Skip to main content

Sites of Disquiet: The Non-Space in Spanish American Short Narratives and Their Cinematic Transformations

Ilka Kressner

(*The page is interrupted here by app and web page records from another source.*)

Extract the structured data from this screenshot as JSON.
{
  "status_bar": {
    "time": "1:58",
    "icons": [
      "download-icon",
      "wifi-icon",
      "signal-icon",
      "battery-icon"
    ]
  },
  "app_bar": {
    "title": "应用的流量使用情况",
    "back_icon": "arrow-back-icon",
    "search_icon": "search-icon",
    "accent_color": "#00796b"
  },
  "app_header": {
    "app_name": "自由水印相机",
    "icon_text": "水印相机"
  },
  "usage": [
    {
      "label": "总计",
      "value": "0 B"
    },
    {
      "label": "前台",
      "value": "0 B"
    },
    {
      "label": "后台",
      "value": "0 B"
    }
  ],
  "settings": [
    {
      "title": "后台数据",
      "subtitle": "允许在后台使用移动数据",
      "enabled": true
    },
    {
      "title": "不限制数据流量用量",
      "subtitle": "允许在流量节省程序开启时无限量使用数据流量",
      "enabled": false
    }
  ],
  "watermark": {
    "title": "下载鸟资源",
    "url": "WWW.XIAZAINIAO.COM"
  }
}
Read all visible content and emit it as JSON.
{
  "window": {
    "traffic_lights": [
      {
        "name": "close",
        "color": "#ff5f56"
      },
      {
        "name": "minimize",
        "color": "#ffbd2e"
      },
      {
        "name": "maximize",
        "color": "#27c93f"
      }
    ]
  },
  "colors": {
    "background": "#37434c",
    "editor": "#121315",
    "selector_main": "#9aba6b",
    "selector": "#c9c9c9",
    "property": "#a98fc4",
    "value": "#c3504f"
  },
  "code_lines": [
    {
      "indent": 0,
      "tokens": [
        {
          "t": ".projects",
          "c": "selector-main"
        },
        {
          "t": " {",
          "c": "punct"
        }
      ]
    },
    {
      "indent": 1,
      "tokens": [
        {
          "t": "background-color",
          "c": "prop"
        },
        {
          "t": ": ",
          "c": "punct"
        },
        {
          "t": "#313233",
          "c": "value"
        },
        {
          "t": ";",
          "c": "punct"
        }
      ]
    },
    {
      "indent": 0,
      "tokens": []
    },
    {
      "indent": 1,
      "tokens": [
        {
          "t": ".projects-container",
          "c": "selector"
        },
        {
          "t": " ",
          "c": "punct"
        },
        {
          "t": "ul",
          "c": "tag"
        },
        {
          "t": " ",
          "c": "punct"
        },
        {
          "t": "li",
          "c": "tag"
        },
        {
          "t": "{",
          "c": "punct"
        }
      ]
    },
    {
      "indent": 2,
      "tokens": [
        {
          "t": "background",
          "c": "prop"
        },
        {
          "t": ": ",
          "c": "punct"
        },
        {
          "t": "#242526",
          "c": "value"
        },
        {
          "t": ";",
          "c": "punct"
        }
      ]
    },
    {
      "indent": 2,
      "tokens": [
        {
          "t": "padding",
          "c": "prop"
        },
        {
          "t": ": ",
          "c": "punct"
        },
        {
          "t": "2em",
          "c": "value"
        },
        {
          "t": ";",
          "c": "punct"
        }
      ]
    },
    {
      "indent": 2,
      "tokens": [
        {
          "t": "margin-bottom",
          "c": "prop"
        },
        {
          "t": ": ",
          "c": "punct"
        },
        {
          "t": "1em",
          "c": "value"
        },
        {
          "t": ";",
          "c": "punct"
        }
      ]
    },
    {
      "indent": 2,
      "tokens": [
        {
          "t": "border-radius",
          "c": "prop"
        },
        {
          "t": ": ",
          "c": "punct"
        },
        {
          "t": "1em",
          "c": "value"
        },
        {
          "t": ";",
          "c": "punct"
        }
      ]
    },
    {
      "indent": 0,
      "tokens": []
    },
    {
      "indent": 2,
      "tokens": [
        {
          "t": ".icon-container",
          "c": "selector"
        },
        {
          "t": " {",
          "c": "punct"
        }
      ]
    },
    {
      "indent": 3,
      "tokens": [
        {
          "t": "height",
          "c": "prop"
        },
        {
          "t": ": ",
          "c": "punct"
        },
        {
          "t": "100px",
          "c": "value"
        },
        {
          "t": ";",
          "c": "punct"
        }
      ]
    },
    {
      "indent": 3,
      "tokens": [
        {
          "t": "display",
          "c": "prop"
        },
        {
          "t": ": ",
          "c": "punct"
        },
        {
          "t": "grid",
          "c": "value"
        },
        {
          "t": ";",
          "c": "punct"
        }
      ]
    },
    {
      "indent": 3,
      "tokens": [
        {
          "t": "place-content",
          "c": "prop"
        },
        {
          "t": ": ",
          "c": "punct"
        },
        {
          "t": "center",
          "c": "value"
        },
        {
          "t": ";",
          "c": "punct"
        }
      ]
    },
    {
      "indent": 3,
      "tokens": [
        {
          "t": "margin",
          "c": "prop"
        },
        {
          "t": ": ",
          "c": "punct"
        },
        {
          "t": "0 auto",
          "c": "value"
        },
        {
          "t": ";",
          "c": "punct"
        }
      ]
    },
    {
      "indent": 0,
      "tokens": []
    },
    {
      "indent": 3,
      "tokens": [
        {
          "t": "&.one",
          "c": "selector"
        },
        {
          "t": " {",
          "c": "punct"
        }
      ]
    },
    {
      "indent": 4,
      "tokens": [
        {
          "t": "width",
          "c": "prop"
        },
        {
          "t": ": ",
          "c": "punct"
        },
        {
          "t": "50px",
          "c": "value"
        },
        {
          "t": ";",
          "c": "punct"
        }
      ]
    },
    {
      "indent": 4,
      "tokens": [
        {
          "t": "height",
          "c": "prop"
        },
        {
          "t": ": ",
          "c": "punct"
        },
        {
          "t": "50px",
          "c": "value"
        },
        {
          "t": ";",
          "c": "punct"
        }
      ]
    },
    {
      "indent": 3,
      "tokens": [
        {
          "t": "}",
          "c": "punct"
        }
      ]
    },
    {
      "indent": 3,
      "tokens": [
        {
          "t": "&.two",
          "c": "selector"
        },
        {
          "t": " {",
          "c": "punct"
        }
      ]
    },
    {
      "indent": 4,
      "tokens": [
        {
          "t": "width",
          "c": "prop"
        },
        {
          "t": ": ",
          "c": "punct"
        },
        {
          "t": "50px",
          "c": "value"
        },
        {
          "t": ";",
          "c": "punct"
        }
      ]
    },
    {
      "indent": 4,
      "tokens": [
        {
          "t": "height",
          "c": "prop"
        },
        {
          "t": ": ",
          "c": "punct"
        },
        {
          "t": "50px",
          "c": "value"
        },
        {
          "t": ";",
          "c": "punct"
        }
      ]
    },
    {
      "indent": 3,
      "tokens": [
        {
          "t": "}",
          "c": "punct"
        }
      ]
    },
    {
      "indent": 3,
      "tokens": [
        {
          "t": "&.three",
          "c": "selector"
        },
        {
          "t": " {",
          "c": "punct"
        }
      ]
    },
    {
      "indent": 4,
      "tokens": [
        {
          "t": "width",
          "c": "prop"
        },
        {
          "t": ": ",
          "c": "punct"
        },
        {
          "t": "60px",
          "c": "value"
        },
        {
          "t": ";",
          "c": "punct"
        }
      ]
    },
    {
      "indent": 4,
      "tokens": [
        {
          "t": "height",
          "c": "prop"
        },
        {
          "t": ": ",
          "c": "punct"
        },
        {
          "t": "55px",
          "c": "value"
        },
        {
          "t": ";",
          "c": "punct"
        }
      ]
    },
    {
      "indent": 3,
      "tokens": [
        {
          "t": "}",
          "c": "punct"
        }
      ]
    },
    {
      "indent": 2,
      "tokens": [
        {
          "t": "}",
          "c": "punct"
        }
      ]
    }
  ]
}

Some of the most important writers of the twentieth century, including Borges, Cortázar, Rulfo, and García Márquez, have explored ambiguous sites of a disquieting nature. Their characters face merging perspectives, deferral, darkness, or emptiness. Such a space is neither a site of projection (as utopia or dystopia) nor a neutral setting (as the topos). For the characters, it is real and active, at once elusive and transforming. Despite the challenges of visualizing such slippery spaces, filmic experimentations in Spanish American cinema since the 1960s have sought to adapt these texts to the screen. Ilka Kressner’s Sites of Disquiet examines these representations of alternative dimensions in Spanish American short narratives and their transformations to the cinematic screen. The study is informed by contemporary critical approaches to spatiality, especially the concepts of atopos (non-space), spaces of mobility, sites of différance, of a self-effacing presence, and sonic spaces.
   Kressner’s comparative study of textual and cinematic constructions of non-spaces highlights the potential and limits of inter-arts adaptation. Film not only portrays the sites in ways that are intrinsic to the medium, but during the cinematic translation, it further develops the textual presentations of space. Text and film illuminate each other in their renderings of echoes, gaps, absences, and radical openness. The shared focus of the two media on precarious spaces highlights their awareness of the physical and situational conditions in the works. Therefore, it vindicates the import of space and dwelling, and the often underestimated impact of surroundings on the human body and mind. Despite their heterogeneity, the artistic elaborations of these ambivalent atopoi all share a liberating impulse: they assert creative and open-ended interactions with space where volatility ceases to be a negative term.

Sites of Disquiet offers a compelling and persuasive argument about how a cluster of written and connected cinematic texts—characterized as ‘disquieting space-fictions’—engage space in intriguing and intersecting ways.”—Richard Gordon, University of Georgia

"Ilka Kressner conveys, with her intermedia focus, the idea that there exists a space to travel between the literary and the filmic, that permits exchanges between the two artistic expressions, but that also opens the possibilty of autonomy for each medium."—Marcos Wasem, Iberoamericana 16.6 (2016):316–19

"Sites of Disquiet is an erudite and thoughtful examination of a series of Latin American classic literary works and the films made in reference to them. In her analysis, Kressner exposes the complexity of the dialogue between literature and film. … Kressner's excellent book reveals [the films'] fascinating side as critical commentary on the literary texts they reference"--Diane E. Marting, Hispanic Review 84.1 (2016): 104-07

Ilka Kressner, University at Albany, State University of New York, specializes in twentieth-century to contemporary Spanish American literature and arts, often from a comparative perspective. Her research interests include intermediality (word, image, sound), notions of space in art (encompassing the related topics of vertigo, free fall, and velocity), ecocriticism, and aesthetics of interaction.

PSRL 58. 2013. xviii, 169 pp. Paper ISBN 978-1-55753-654-9  $45.00; E-Book available, $38.99.

Kressner 2


Display case in Stanley Coulter Hall, September 16-25, 2013.

Sites of Disquiet is the 58th volume in PSRL published with Purdue University Press and the 100th volume in the entire series. The first 42 volumes were published by John Benjamins as  Purdue University Monographs in Romance Languages

Information last updated June 24, 2015

For further information about this book, contact the production editor at